* **Activity**
Gather each line of the records where "welcome" appears.

■ ■ ■ ■

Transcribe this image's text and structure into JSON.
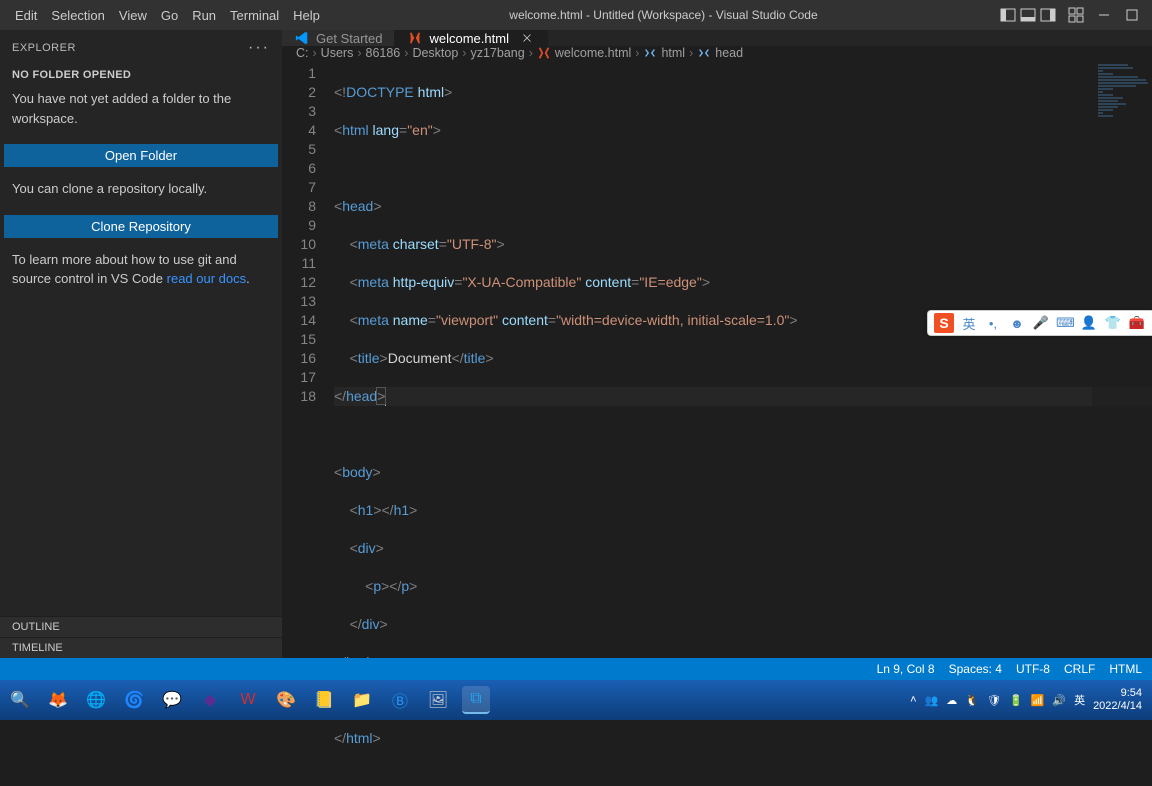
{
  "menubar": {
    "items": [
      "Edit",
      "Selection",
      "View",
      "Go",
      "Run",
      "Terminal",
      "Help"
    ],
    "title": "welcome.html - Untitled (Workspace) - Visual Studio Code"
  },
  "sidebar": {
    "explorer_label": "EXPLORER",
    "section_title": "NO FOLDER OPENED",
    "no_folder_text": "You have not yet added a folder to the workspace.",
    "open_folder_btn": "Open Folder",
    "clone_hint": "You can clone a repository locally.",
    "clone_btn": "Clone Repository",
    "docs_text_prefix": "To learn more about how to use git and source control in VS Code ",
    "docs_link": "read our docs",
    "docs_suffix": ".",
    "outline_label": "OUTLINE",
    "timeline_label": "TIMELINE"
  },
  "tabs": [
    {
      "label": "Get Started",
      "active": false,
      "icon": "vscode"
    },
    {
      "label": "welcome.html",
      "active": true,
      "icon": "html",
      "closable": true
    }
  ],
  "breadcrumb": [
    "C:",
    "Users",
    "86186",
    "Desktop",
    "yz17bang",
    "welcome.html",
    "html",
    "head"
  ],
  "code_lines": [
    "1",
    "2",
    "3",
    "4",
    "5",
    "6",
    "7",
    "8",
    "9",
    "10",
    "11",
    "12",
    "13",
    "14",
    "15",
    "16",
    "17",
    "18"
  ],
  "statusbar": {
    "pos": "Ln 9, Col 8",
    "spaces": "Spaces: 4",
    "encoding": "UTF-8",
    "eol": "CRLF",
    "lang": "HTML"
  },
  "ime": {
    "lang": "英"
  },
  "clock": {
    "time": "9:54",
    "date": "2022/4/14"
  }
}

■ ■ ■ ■

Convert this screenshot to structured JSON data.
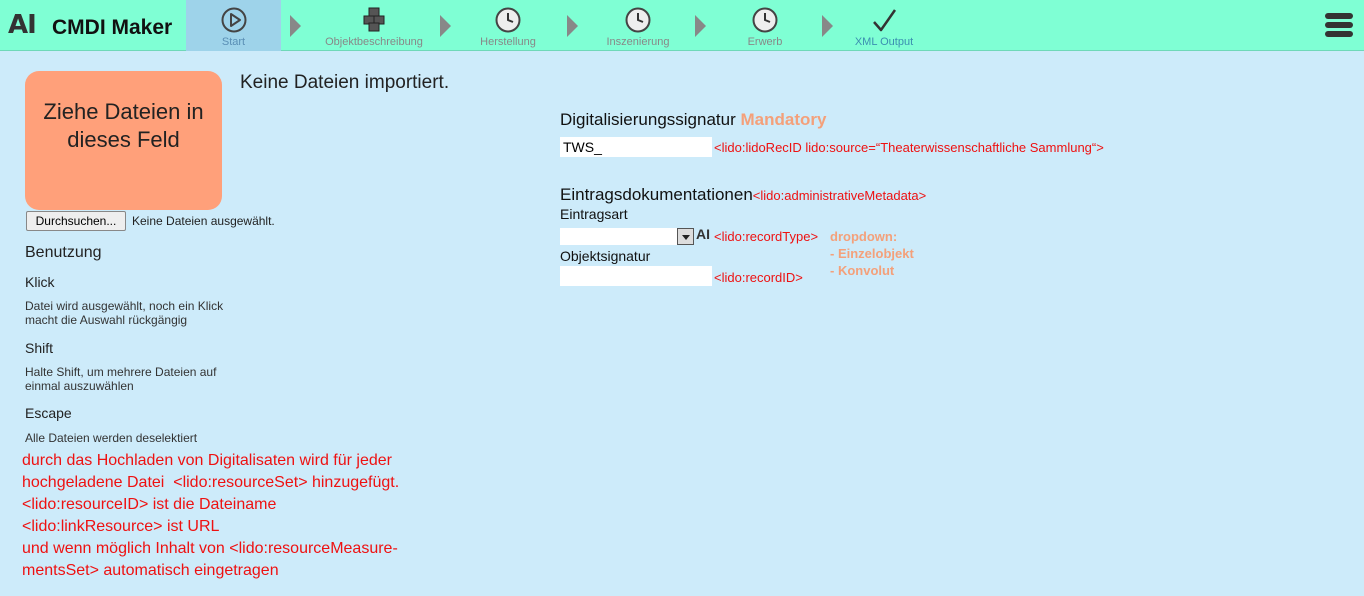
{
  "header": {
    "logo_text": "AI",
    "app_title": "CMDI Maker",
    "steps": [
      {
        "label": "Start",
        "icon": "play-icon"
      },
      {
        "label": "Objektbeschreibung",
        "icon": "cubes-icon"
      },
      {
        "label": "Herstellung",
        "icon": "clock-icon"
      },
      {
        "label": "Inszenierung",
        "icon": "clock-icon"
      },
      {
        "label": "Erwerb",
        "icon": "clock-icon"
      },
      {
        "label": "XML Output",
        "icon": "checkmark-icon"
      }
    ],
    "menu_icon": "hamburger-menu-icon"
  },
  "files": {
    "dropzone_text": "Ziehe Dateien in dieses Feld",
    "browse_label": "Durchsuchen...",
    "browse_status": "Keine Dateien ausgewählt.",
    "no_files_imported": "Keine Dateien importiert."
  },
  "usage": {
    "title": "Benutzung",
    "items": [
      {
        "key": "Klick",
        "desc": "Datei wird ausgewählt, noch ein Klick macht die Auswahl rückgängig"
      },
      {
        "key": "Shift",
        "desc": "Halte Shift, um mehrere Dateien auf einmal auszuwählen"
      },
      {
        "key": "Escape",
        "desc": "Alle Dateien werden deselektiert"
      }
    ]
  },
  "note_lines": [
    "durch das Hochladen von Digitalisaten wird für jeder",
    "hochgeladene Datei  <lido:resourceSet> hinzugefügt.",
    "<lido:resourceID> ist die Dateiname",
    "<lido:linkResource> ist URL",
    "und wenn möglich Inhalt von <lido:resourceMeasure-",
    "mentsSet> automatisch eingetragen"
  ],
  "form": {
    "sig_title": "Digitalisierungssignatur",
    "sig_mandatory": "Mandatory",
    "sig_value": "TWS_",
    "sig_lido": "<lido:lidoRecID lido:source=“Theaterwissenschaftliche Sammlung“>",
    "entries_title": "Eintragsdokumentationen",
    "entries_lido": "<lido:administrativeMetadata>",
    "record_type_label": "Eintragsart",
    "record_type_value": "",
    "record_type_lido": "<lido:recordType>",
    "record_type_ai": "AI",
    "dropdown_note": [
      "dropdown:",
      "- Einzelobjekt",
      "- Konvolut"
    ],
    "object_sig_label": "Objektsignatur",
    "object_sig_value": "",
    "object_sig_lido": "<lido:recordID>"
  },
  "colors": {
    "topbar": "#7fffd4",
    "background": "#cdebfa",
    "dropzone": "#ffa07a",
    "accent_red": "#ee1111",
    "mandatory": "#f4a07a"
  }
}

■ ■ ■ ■

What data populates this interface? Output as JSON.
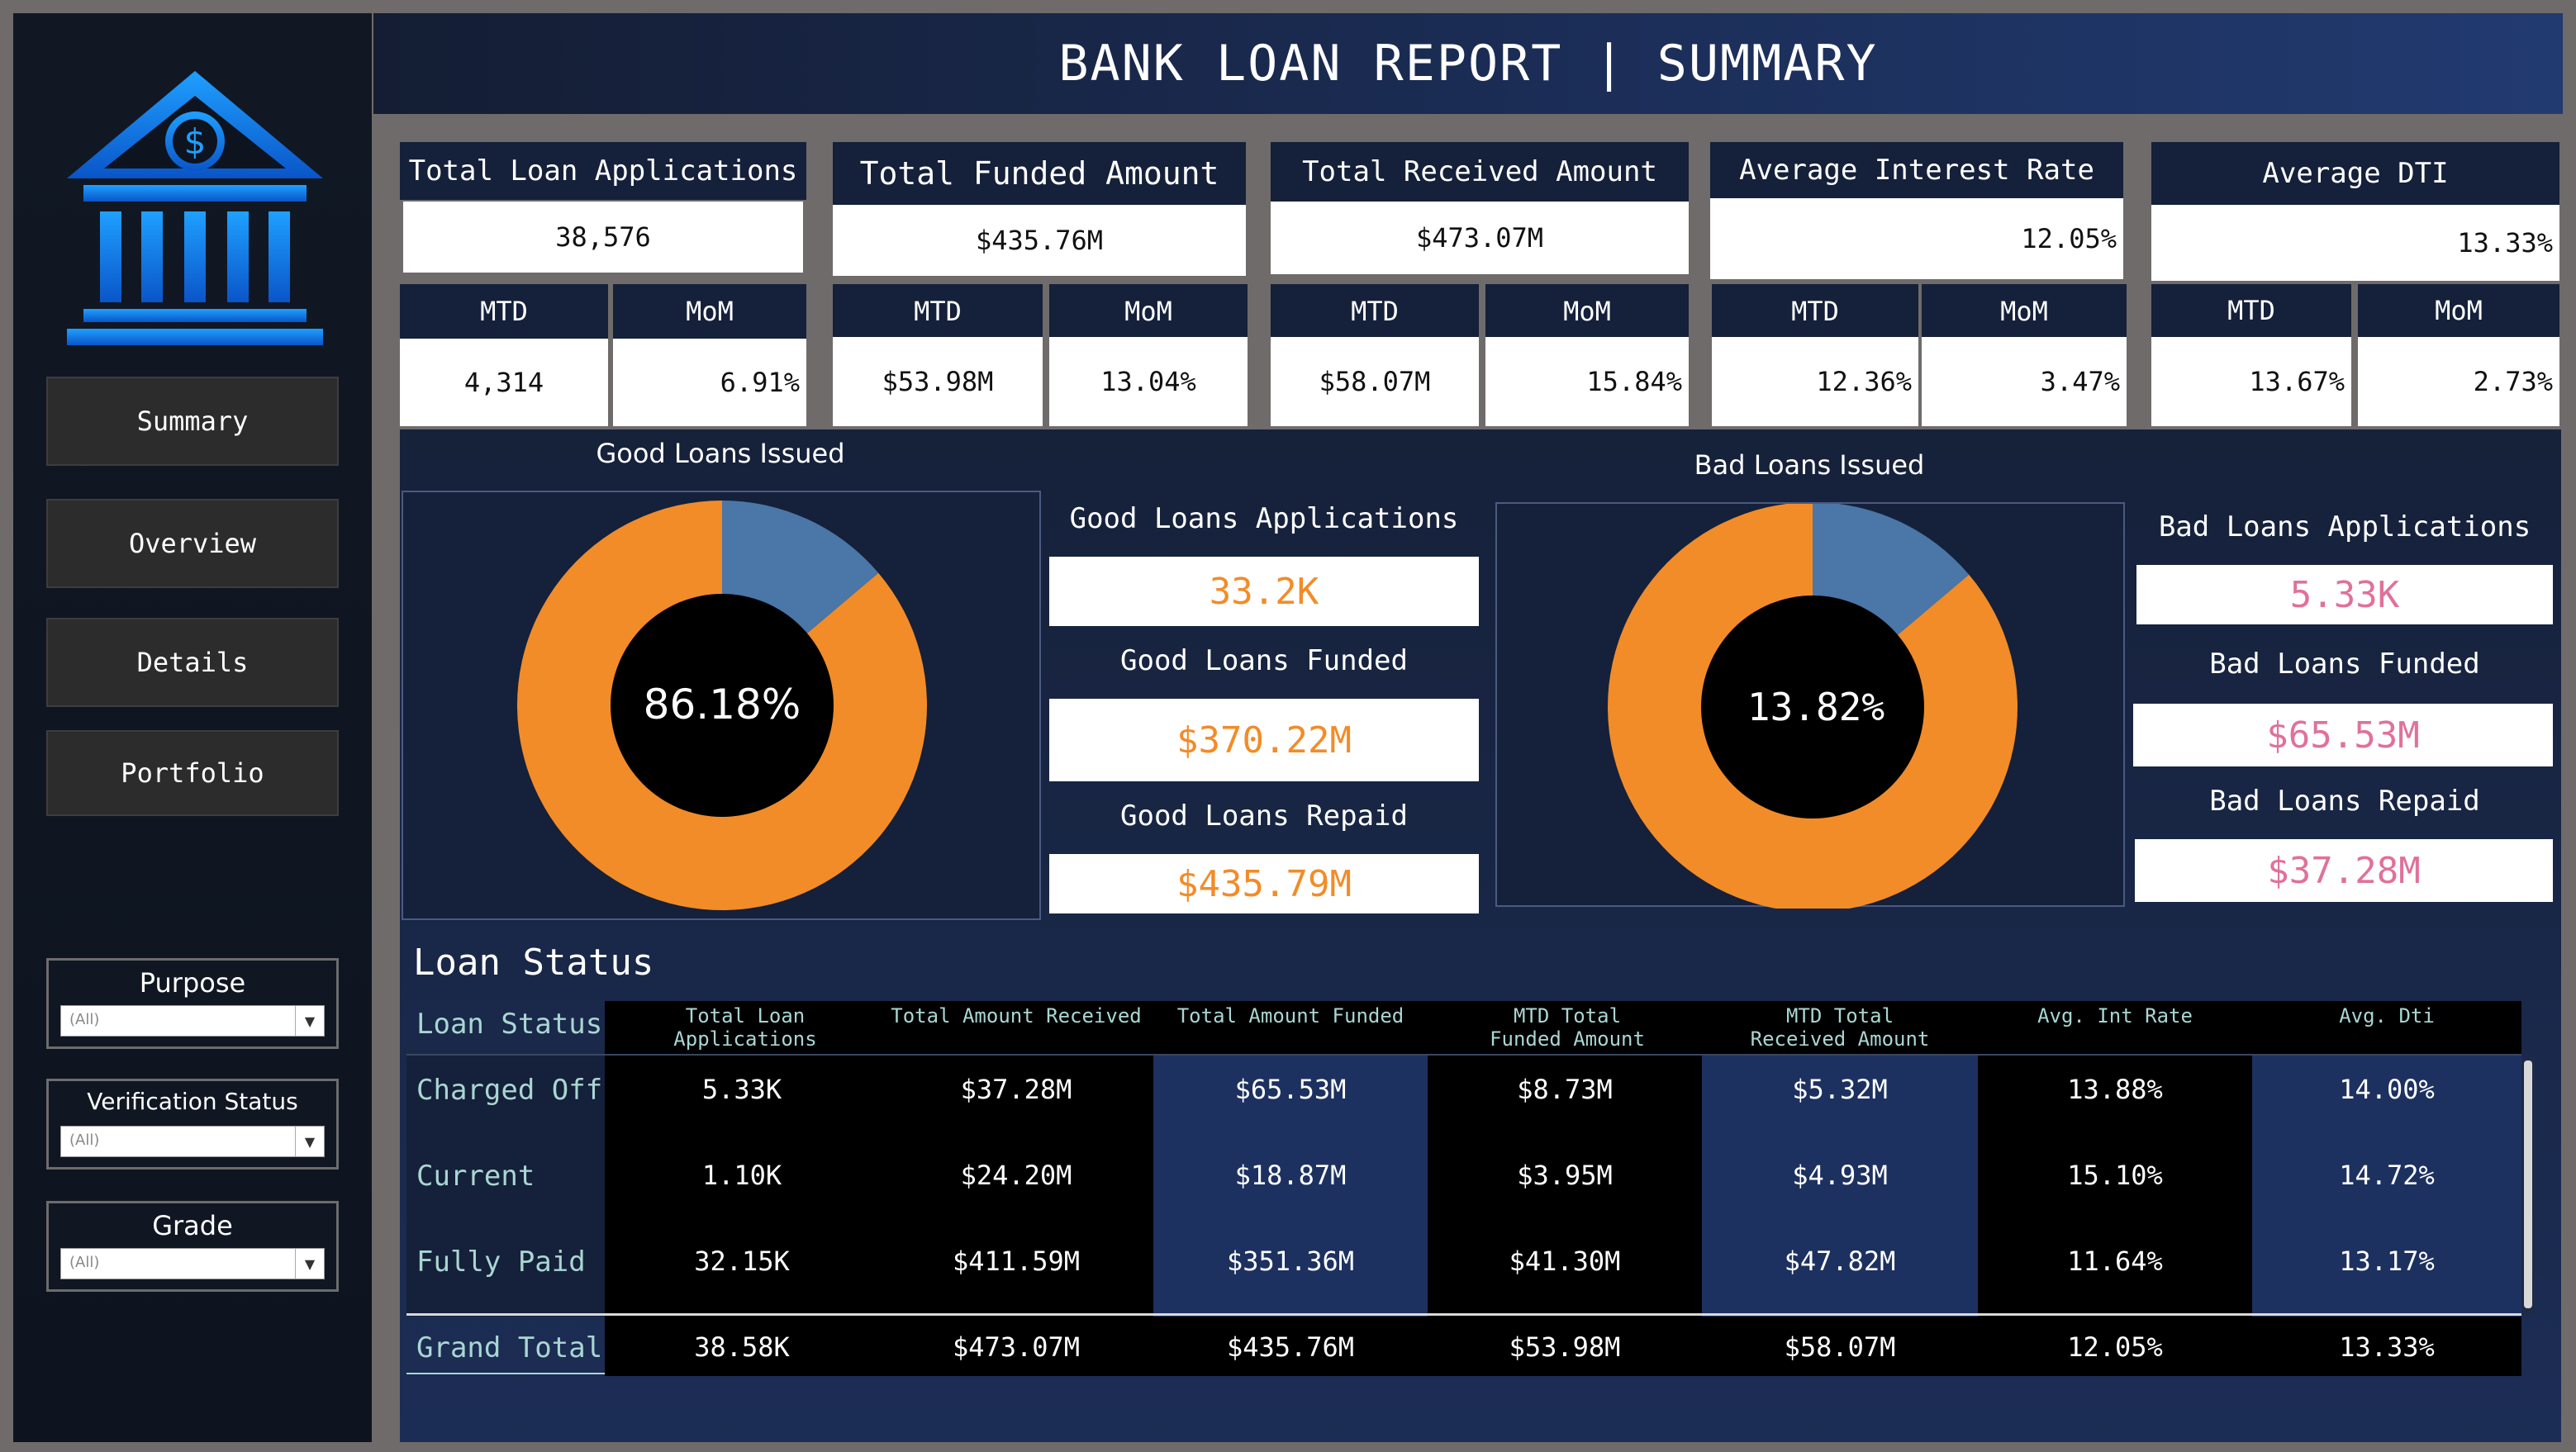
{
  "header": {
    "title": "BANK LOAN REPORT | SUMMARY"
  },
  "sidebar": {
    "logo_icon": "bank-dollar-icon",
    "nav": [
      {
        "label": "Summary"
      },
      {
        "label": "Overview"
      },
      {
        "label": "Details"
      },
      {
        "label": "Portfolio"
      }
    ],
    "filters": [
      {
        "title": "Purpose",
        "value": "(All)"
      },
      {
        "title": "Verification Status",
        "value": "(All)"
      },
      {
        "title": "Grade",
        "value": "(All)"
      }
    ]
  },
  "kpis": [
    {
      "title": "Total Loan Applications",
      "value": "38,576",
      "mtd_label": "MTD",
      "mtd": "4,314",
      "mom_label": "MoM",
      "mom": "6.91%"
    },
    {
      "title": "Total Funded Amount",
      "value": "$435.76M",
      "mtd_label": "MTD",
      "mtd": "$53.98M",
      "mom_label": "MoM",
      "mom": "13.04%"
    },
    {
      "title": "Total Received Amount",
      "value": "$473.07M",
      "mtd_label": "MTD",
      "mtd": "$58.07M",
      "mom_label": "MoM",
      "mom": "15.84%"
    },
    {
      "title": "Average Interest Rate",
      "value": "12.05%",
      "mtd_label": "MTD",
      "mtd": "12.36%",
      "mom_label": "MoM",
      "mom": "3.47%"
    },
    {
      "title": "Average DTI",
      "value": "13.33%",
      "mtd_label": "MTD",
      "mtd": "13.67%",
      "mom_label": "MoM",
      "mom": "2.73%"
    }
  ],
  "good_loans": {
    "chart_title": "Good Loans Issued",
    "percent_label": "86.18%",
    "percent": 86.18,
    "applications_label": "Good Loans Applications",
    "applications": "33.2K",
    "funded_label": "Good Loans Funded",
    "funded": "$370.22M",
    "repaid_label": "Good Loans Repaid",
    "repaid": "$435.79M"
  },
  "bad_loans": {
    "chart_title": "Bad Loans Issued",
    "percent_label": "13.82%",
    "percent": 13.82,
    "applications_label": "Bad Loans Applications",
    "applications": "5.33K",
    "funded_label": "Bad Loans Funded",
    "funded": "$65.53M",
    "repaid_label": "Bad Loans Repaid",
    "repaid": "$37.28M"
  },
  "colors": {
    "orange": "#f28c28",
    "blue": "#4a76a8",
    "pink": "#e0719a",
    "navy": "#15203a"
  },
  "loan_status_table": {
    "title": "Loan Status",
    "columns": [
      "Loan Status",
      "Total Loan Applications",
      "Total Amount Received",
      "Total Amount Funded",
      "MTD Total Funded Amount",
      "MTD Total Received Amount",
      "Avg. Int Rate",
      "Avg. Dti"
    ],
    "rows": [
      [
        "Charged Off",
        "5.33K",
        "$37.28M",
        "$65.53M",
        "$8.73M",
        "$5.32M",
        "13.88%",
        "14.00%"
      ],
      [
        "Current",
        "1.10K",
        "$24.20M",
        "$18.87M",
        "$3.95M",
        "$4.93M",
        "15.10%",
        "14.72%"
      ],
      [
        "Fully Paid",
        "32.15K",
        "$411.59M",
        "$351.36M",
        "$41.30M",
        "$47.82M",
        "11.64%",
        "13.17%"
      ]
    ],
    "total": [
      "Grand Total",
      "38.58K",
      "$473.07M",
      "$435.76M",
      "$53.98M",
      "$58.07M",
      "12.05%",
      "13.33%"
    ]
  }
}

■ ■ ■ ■

* **Solution to this exercise**
    "title": "welcome.html - Untitled (Workspace) - Visual Studio Code"
      "label": "welcome.html",
    "welcome.html",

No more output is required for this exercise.